ACTION ITEM -> Please count the lines of the data that contain "this" and state only the total.

Element data from apps and pages ->
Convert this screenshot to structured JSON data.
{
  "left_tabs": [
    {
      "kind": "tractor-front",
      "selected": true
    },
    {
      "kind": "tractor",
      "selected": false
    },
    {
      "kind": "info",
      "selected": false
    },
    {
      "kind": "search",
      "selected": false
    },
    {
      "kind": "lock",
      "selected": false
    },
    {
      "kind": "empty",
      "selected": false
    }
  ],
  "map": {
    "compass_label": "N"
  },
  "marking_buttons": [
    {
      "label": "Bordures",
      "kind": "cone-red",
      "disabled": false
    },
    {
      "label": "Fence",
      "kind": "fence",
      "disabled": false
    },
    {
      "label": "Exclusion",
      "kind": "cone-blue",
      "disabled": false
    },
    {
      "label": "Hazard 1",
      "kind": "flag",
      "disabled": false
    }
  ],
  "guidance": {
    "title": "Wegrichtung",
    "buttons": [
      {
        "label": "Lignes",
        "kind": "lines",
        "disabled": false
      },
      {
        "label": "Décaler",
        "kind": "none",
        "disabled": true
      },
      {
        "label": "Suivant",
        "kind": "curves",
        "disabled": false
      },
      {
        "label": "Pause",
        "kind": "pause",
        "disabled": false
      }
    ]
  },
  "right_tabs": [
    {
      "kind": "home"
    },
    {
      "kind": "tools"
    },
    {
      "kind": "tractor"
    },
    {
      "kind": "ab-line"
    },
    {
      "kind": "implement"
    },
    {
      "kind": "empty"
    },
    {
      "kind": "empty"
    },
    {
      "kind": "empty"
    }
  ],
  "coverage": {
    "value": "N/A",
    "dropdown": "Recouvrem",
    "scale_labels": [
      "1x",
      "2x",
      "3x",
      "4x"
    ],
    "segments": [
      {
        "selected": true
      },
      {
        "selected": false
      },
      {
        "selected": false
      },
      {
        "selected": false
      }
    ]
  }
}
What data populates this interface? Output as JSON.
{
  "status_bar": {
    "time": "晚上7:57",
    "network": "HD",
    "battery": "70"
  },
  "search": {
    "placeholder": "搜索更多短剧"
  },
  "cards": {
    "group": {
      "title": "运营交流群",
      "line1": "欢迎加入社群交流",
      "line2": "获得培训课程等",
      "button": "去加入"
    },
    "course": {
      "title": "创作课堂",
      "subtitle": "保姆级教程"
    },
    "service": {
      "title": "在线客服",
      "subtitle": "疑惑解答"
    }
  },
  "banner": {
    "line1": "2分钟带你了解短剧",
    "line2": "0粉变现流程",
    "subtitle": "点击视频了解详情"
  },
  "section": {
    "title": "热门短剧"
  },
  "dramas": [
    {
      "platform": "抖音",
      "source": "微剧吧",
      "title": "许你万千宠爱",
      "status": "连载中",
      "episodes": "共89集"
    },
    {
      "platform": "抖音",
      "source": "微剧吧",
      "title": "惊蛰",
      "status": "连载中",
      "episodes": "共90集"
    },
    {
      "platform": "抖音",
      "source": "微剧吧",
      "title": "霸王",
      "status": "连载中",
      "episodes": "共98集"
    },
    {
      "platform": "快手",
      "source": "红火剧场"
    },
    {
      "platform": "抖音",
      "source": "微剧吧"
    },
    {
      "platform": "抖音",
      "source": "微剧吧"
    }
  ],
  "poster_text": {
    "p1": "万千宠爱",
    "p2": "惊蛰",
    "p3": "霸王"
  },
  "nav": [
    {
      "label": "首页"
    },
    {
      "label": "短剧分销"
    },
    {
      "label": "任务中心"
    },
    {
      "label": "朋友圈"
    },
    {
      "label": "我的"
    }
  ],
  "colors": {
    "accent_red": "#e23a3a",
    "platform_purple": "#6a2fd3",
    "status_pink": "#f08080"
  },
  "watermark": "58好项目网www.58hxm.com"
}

EXPECTED OUTPUT -> 2